Anti-Biotech Group Scares WSJ
May 9, 2002
by Dennis T. Avery
The normally careful Wall Street Journal recently reported that the Monsanto corporation had discovered “genetic pollution” in its herbicide-tolerant canola seeds. Journal reporter Scott Kilman hinted darkly at massive recalls of vegetable oils and food products, as happened with StarLink taco shells two years ago.
The Kilman story was sourced to an organization called the Center for Food Safety in Washington, D.C. However, it seems the Center for Food Safety is not really all that concerned with food safety. It was founded by a “public interest” lawyer named Andrew Kimbrell, who believes that “the cold, impersonal evil of technology” is “threatening the biosphere, destroying society, and emptying our children of all meaning.” This, of course, is a radical change from the old days, when the lack of cold, impersonal technology emptied most children of life itself.
Kimbrell says humans should accept limitations—such as premature death. He says recognizing “limitations” allows humans to reach higher spiritual capacities and thus create a bond with all living things. Apparently his definition of limitations includes even preventable, needless ones.

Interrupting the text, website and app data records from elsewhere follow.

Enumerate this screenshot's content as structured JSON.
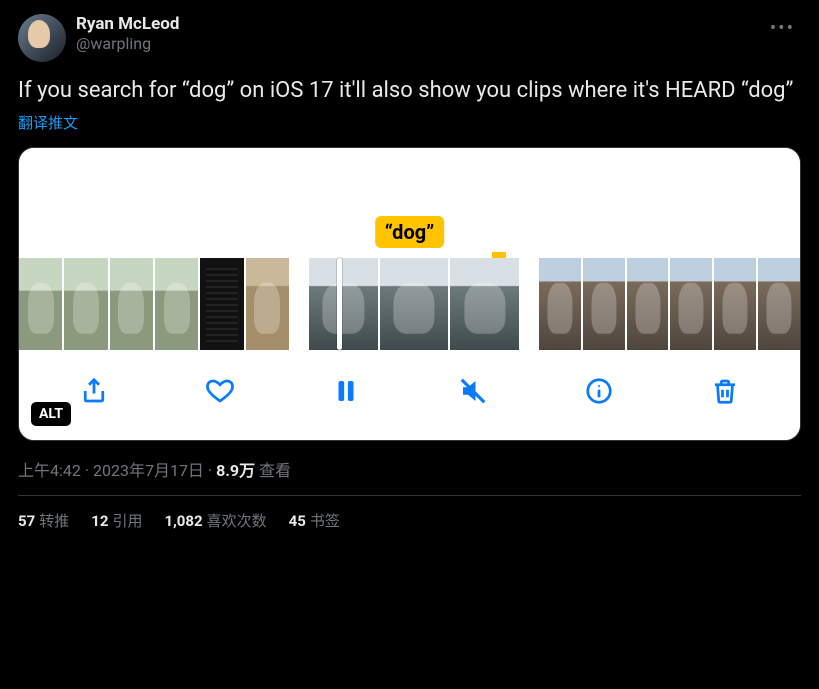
{
  "author": {
    "display_name": "Ryan McLeod",
    "handle": "@warpling"
  },
  "tweet": {
    "text": "If you search for “dog” on iOS 17 it'll also show you clips where it's HEARD “dog”",
    "translate_label": "翻译推文",
    "media_caption": "“dog”",
    "alt_badge": "ALT"
  },
  "meta": {
    "time": "上午4:42",
    "date": "2023年7月17日",
    "views_count": "8.9万",
    "views_label": "查看",
    "sep": " · "
  },
  "stats": {
    "retweets_count": "57",
    "retweets_label": "转推",
    "quotes_count": "12",
    "quotes_label": "引用",
    "likes_count": "1,082",
    "likes_label": "喜欢次数",
    "bookmarks_count": "45",
    "bookmarks_label": "书签"
  }
}
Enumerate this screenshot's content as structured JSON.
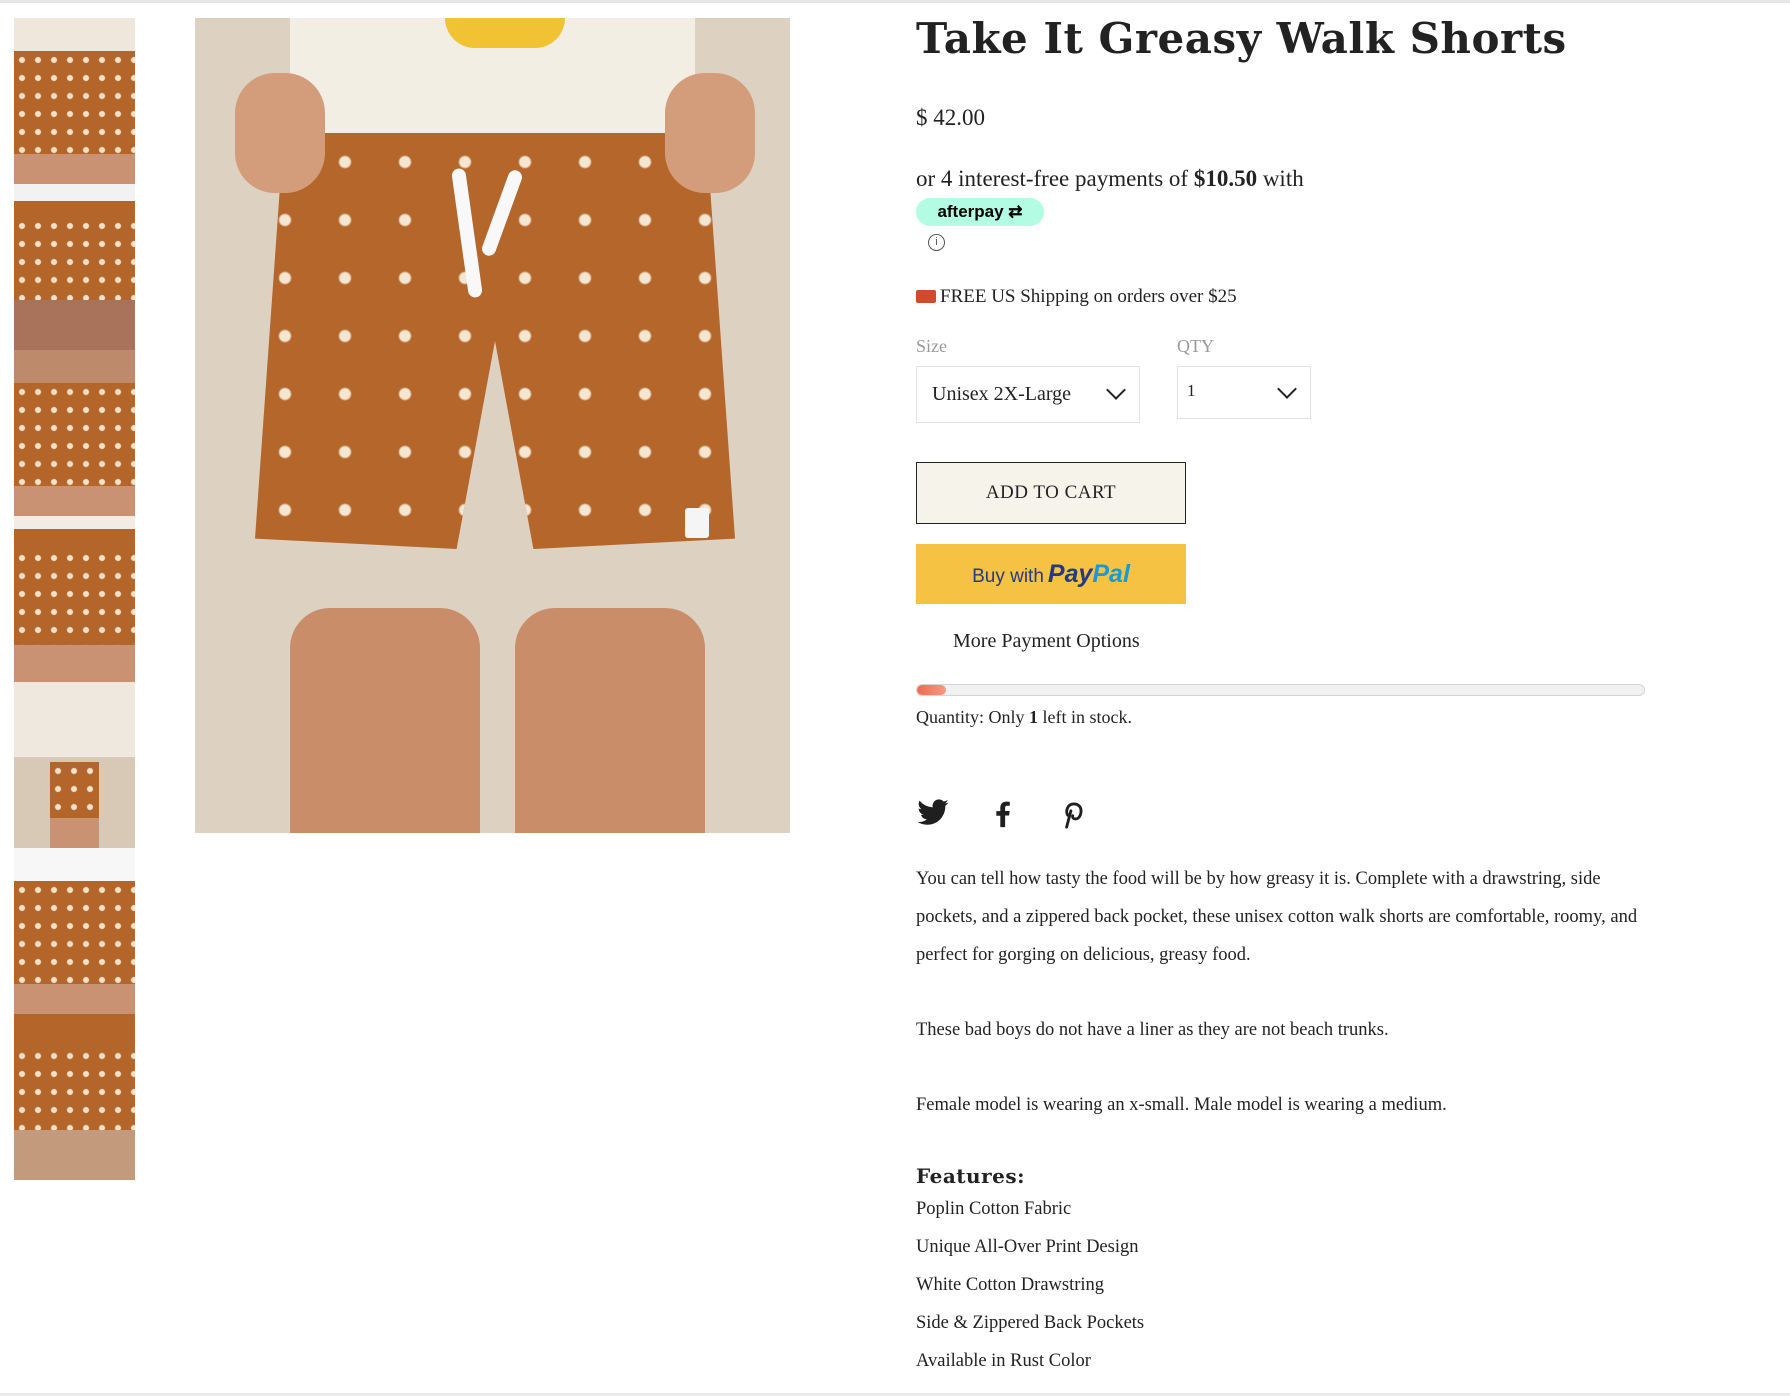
{
  "product": {
    "title": "Take It Greasy Walk Shorts",
    "price": "$ 42.00"
  },
  "afterpay": {
    "prefix": "or 4 interest-free payments of",
    "amount": "$10.50",
    "suffix": "with",
    "badge_text": "afterpay",
    "badge_color": "#b2fce4",
    "info_icon": "info-circle-icon"
  },
  "shipping": {
    "icon": "truck-icon",
    "text": "FREE US Shipping on orders over $25"
  },
  "size": {
    "label": "Size",
    "selected": "Unisex 2X-Large"
  },
  "qty": {
    "label": "QTY",
    "selected": "1"
  },
  "buttons": {
    "add_to_cart": "ADD TO CART",
    "paypal_prefix": "Buy with",
    "paypal_brand_1": "Pay",
    "paypal_brand_2": "Pal",
    "more_payment": "More Payment Options"
  },
  "stock": {
    "level_fraction": 0.04,
    "prefix": "Quantity: Only",
    "count": "1",
    "suffix": "left in stock.",
    "bar_color": "#f2694e"
  },
  "social": [
    {
      "name": "twitter-icon"
    },
    {
      "name": "facebook-icon"
    },
    {
      "name": "pinterest-icon"
    }
  ],
  "description": [
    "You can tell how tasty the food will be by how greasy it is. Complete with a drawstring, side pockets, and a zippered back pocket, these unisex cotton walk shorts are comfortable, roomy, and perfect for gorging on delicious, greasy food.",
    "These bad boys do not have a liner as they are not beach trunks.",
    "Female model is wearing an x-small. Male model is wearing a medium."
  ],
  "features": {
    "title": "Features:",
    "items": [
      "Poplin Cotton Fabric",
      "Unique All-Over Print Design",
      "White Cotton Drawstring",
      "Side & Zippered Back Pockets",
      "Available in Rust Color"
    ]
  },
  "thumbnails": 7
}
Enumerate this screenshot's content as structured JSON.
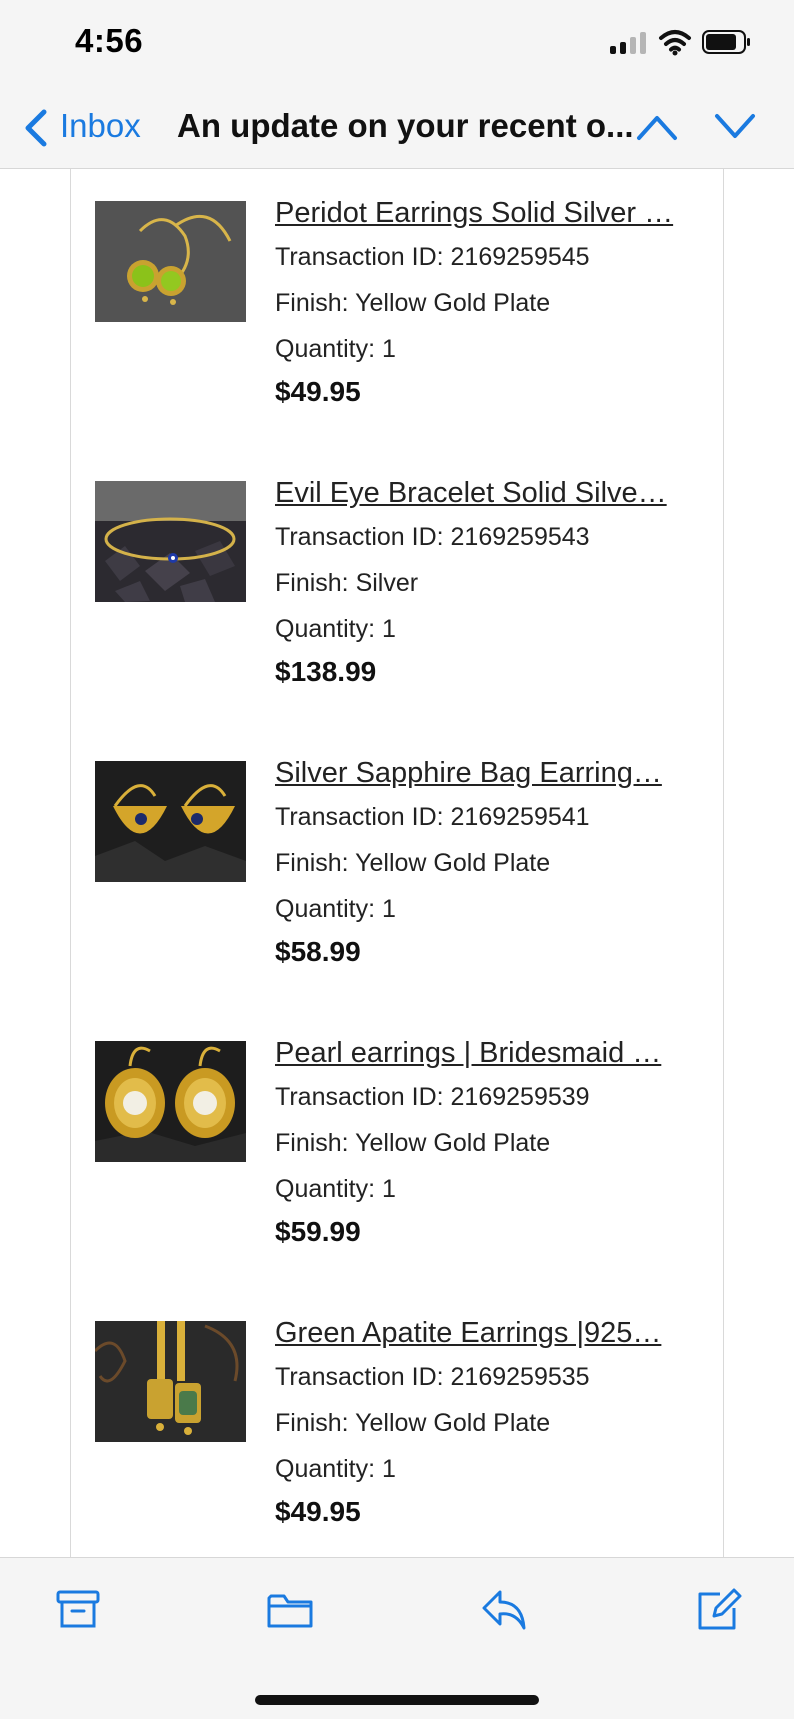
{
  "status_bar": {
    "time": "4:56"
  },
  "nav": {
    "back_label": "Inbox",
    "title": "An update on your recent o..."
  },
  "items": [
    {
      "title": "Peridot Earrings Solid Silver …",
      "transaction": "Transaction ID: 2169259545",
      "finish": "Finish: Yellow Gold Plate",
      "quantity": "Quantity: 1",
      "price": "$49.95"
    },
    {
      "title": "Evil Eye Bracelet Solid Silve…",
      "transaction": "Transaction ID: 2169259543",
      "finish": "Finish: Silver",
      "quantity": "Quantity: 1",
      "price": "$138.99"
    },
    {
      "title": "Silver Sapphire Bag Earring…",
      "transaction": "Transaction ID: 2169259541",
      "finish": "Finish: Yellow Gold Plate",
      "quantity": "Quantity: 1",
      "price": "$58.99"
    },
    {
      "title": "Pearl earrings | Bridesmaid …",
      "transaction": "Transaction ID: 2169259539",
      "finish": "Finish: Yellow Gold Plate",
      "quantity": "Quantity: 1",
      "price": "$59.99"
    },
    {
      "title": "Green Apatite Earrings |925…",
      "transaction": "Transaction ID: 2169259535",
      "finish": "Finish: Yellow Gold Plate",
      "quantity": "Quantity: 1",
      "price": "$49.95"
    }
  ],
  "toolbar": {
    "icons": [
      "archive-icon",
      "folder-icon",
      "reply-icon",
      "compose-icon"
    ]
  },
  "colors": {
    "accent": "#1a7ae0",
    "bar_background": "#f5f5f5",
    "text": "#222222"
  }
}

Accordingly, the Center for Food Safety opposes irradiation, which would kill dangerous bacteria and rot-encouraging organisms in your food. The Center is in favor of organic food, even though it is grown in pathogen-laden manure. What better way to create a bond with more living things?
It is curious that the Wall Street Journal didn’t mention these facts about Mr. Kimbrell, given that they are all on his website.
Getting back to the Monsanto canola seeds, however. When Monsanto was developing herbicide-tolerant canola—so there’d be fewer weeds and thus higher yields in the crop fields—the company had at its disposal two transformed genes, both of which protected the plants from the herbicide: RT73 and GT200. The two highly similar genes were inserted at different points in the plant’s genome, but produced almost identical results. Monsanto decided to market the seeds with the RT73 gene.
Last year, Monsanto found traces of the discarded GT200 in some of its Canadian canola seeds. It immediately replaced the seed. But Monsanto also applied to U.S. regulators for an exemption from the tolerance issued on food containing GT200, in case any were ever found in this country.
The Environmental Protection Agency (EPA) had already cleared GT200 before the Journal article, based on its “reasonable certainty of no harm.” The Canadian canola had only tiny traces of the GT200 gene, which made any harm unlikely to begin with. Nor was there danger of polluting wild plants, because canola is a man-made crop. Finally, the GT200 gene has virtually the identical impact of the RT73 gene that had long since been approved by all the federal regulators, and both genes were already legal in Canada and Japan.
The day after Kilman’s GT200 article appeared in the Wall Street Journal, the U.S. Food and Drug Administration (FDA) said it had nearly finished its review of the GT200 gene, which it said did not appear to pose health risks. “It doesn’t look like there’s anything that would need pre-market approval,” said Dr. Laura Tarantino, deputy director or the FDA’s Office of Food-Additive Safety.
The Center for Food Safety calls the FDA review “wholly inadequate,” but doesn’t tell us whether that’s inadequate for consumer safety or for Mr. Kimbrell’s ideal of dying in harmony with Nature.
The U.S. Department of Agriculture had already issued a preliminary planting approval for GT200, and the public comment period had ended April 1. Only one comment had been received. You guessed it, a negative comment had come from Mr. Kimbrell’s Center for Food Safety.
Was Kimbrell trying to create another StarLink scare? StarLink itself was a consumer hoax. The recall was mandatory, not because the FDA had found StarLink was dangerous, but because the EPA had never issued a tolerance for it. EPA said a somewhat slower digestion time might make the StarLink’s unique Cry9c protein more allergenic. But there was so little of the Cry9c that the corn products were guaranteed to be at least 500 times safer than peanut butter. After the FDA invited consumers to come forward with evidence of Cry9c allergy attacks, FDA tested the blood of seventeen “victims.” None had antibodies to Cry9c protein. Whatever attacked them, it wasn’t StarLink corn.
If Kimbrell and his fellow activists scare us away from biotech crops, how will we triple global farm output by 2050, to provide high-quality diets for a peak population of nine billion people, not to mention their pets? We can’t just dump three times as much fertilizer on the fields. The good irrigation sites are already being used. High-yield conventional seeds are already being planted on most of the planet’s good soils—and we’re already farming about 37 percent of the earth’s land area. Without new high-yield technologies, we’d have to sacrifice either our kids or the wildlife.
Of course, Mr. Kimbrell may regard that as a wonderful outcome. (How do you evaluate a “public interest” lawyer with a mass death wish?)
For those who don’t agree that dying is a constructive learning experience for your kids, the FDA—and even Monsanto—are doing their best to offer kinder and gentler alternatives.
Dennis T. Avery is based in Churchville, VA, and is director of the Hudson Institute's Center for Global Food Issues.